The bold desire to be in the vanguard was demonstrated in their works as well as in their provoking activities. The name "410" implies a symbolic meaning - Tbilisi, analogically to a number of large cities worldwide (Madrid, Naples, Constantinople, New York, Peking), is located at "410"; Christ and Zoroaster came out of the desert on the 41st day, after 40 days of seclusion; "410" is the maximum temperature for the human body; artists invaded poets' territories and vice versa. The inner optics for the world outlook was altered; this involved a shift in the forms of expression: the semiotic model human - world was restructured to the superhuman misticism which presented the creator as the Promethean Titan, the Transformer of the world - "I am the one who holds the whole globe on the little finger of my right hand" (V. Khlebnikov). That is why the Futurist composition "The Sun" to the poem "Iron and Concrete" by V. Kamenski - the synthesis of graphic and verbal arts - resembles a starry map where the crescent moon stands for the Futurism, the star for Vasili Kamenski, and the full moon is encircled with the inscription - Khlebnikov, Maiakovski, Burliuk.

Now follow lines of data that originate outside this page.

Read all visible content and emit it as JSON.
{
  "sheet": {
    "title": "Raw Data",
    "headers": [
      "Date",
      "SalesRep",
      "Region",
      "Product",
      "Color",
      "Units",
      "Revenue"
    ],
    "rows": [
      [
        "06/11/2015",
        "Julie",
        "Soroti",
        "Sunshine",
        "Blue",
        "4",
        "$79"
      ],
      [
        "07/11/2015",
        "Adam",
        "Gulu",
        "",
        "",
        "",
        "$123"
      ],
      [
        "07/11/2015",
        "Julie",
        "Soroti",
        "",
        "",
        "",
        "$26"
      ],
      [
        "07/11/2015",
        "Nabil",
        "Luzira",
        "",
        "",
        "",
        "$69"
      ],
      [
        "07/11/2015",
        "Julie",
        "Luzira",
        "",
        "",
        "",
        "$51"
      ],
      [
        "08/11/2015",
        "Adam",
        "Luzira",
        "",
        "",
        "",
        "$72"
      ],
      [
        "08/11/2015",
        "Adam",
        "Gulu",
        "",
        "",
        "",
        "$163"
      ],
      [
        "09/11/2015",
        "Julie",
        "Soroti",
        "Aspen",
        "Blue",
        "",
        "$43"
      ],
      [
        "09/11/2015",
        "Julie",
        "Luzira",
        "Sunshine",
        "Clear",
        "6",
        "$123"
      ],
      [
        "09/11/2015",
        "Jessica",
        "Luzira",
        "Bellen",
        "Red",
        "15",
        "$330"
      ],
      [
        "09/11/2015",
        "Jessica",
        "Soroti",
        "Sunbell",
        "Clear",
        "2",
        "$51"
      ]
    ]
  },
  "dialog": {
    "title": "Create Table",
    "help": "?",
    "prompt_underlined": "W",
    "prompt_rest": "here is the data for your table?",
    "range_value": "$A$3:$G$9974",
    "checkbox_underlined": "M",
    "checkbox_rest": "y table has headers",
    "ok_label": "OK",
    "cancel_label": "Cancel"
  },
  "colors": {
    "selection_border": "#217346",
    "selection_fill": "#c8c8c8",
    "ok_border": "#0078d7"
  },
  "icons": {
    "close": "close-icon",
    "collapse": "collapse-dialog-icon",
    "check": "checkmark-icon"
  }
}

From the 1920s, a large number of Russian and European artists left Georgia. The political situations became increasingly tense; and finally, Georgia was forced to become Soviet. However, the processes that marked the 1910s still went on. They were intensified by tireless activities of the artists group back from Paris including David Kakabadze, Lado Gudiashvili, Helene Akhvlediani and Ketevan Magalashvili; Shalva Kikodze and Mikheil Bilanishvili were unable to come back; Felix Varlamishvili and Vera Paghava would not be back. The formal capacities of painting remained avant-guarde - David Kakabadze's Cubism and optical objects, Peter Otskheli's scenographic constructivism, Irakli Gamrekeli's Cubofuturist phantasmagorias, Lado Gudiashvili's stylized expressionism, Kiril Zdanevich's "orchestral" painting, Modernist artworks by Valerian Sidamon-Eristavi and Dimitri Shevardnadze, and so on. Thus, three intellectual models - Neo-Traditionalism, Avant-Garde and Soc Realism - worked in Georgia from the start of the 20th century till the 1930s.

They were represented with three respective discourses: Neo-Traditionalism - with the discourse of commitment, Avant-Garde - with freedom, and Soc Realism - with violance. These three paradigms determined the image of the early 20th century culture. However, their borders were loose - e.g. an avant-garde shape could unpredictably rush into a social-realistic piece, or an expressionist could use a traditional image - such evidence indicates that, despite the revolution, the aesthetic inersion still went on till the 1930s when the discourse of violance ultimately won, and the ideological machine took relentless measures towards its opponents: Peter Otskheli and Dimitri Shevardnadze were executed, Kiril Zdanevich was exiled, David Kakabadze was accused of Formalism and was persecuted throughout his lifetime - anyway, that is the theme for another exhibition.

And finally, let us consider the title of the exposition. The City is the leading concept in the literary-mythological system of Futurism - the trend that became the landmark of the period presented in the project. The Futurist city is the center of energetic forces, the pattern of universal dynamism, the place for changes, metamorphoses and phantasmagorias, the micro-image of the "psychic model" (K.Malevich) of the world. The 20th century painters saw Tbilisi with all these properties, and therefore, its image is rendered in every single exhibit - not through physical shapes but through emotions and feelings. Baia Tsikoridze